6)    Computed tomography (CT) scan:

A CT scan can give additional details of the lungs and detect pneumonia that may be more difficult to see on a plain x-ray. It shows the airway in detail and help to determine if pneumonia is due to problem within the airway. It also shows the complications associated with pneumonia like abscesses or pleural effusions and enlarged lymph nodes.

7)    Ultrasound of the chest:

Ultrasound of lung is done if fluid surrounding the lungs is suspected. It shows amount of fluid is present and infection to the lungs.

8)    Needle biopsy of the lung:

Physician may sometime perform biopsy of lung to check the cause of pneumonia. This involves removing several small samples of lung and investigating them. Biopsies can be done using x-ray, CT, ultrasound and/or MRI.

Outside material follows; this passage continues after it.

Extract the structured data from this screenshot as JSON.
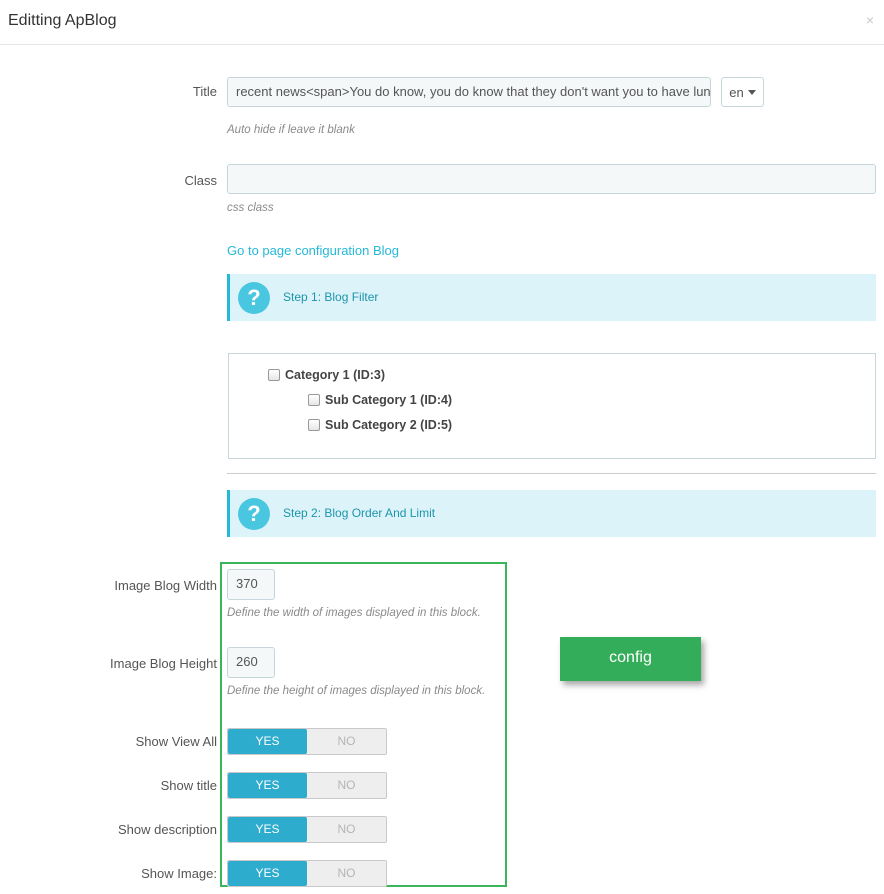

9)    Pleural fluid culture:

The test is useful to determine the cause of lung infection. In this test the fluid is withdrawn from pleural area and examined to see if this fluid contains any bacteria, viruses, or fungi. This procedure is commonly called thoracentesis.

10) Bronchoscopy:

Bronchoscopy is used to look into the lungs' airways, which would be performed using a tube which is inserted inside the airways. The test examines the patient’s lungs, airways, vocal cord, and trachea. Bronchoscopy is a procedure that is performed to diagnose the cause of pneumonia.3,5,6,9,13



·      Non pharmacological therapy:

·      Drink ample of fluids to avoid dehydration and help loosen secretions and bring up phlegm.

·      Take plenty of rest to help body recover.

·      Cessation of Smoking also prevents the risk of pneumonia.



Pharmacological therapy:

·      Antibiotics:

Primarily these are used if the pneumonia is of bacterial origins such as amoxicillin, doxycycline, clarithromycin, Vancomycin, Fluoroquinolones, Minoglycosides.


·      Antiviral agents:

If the pneumonia is caused by viruses then antiviral drugs are useful which includes Oseltamivir, Zanamivir, Orperamivir, Rimantadine, Amantadine.


·      Vaccination:

To prevent the pneumonia infection the vaccination is important. Vaccination for influenza A and B are available.5,6,9,13



1.     https://www.mayoclinic.org/diseases-conditions/pneumonia/symptoms-causes/syc-20354204

2.     Sattar SBA, Sharma S. Bacterial Pneumonia. 2019; StatPearls Publishing.

3.     https://www.medicalnewstoday.com/articles/151632.php

4.     Feldman C. Pneumonia associated with HIV infection. Curr Opin Infect Dis. 2005; 18(2):165-70.

5.     https://www.webmd.com/lung/pneumonia-types#1

6.     https://www.mayoclinic.org/diseases-conditions/pneumonia/symptoms-causes/syc-20354204.

7.     Dunn L. Pneumonia: classification, diagnosis and nursing management. Nurs Stand. 2005; 19 (42): 50–4.

8.     Bodhankar SL, Vyawahare NS. A textbook of Pathophysiology. Nirali Prakashan, Sixth edition 2008, pp 4.9-4.10.

9.     Ramya Chellammal M. Bacterial Pneumonia. Research J. Pharm. and Tech. 2014; 7(8): 942-945.

10.   Alcón A, Fàbregas N. Torres A Pathophysiology of pneumonia. Clin Chest Med 2005; 26(1): 39-46.

11.   https://www.slideshare.net/hasnahnoi/pneumonia-38313892

12.   https://www.britannica.com/science/pneumonia

13.   Ramya Chellammal M. Bacterial Pneumonia. Asian J. Nur. Edu. & Research 2014; 4(3): 317-320.






Received on 27.06.2019        Accepted on 21.07.2019

© Asian Pharma Press All Right Reserved

Asian J. Pharm. Res. 2019; 9(3):177-180.

DOI: 10.5958/2231-5691.2019.00028.5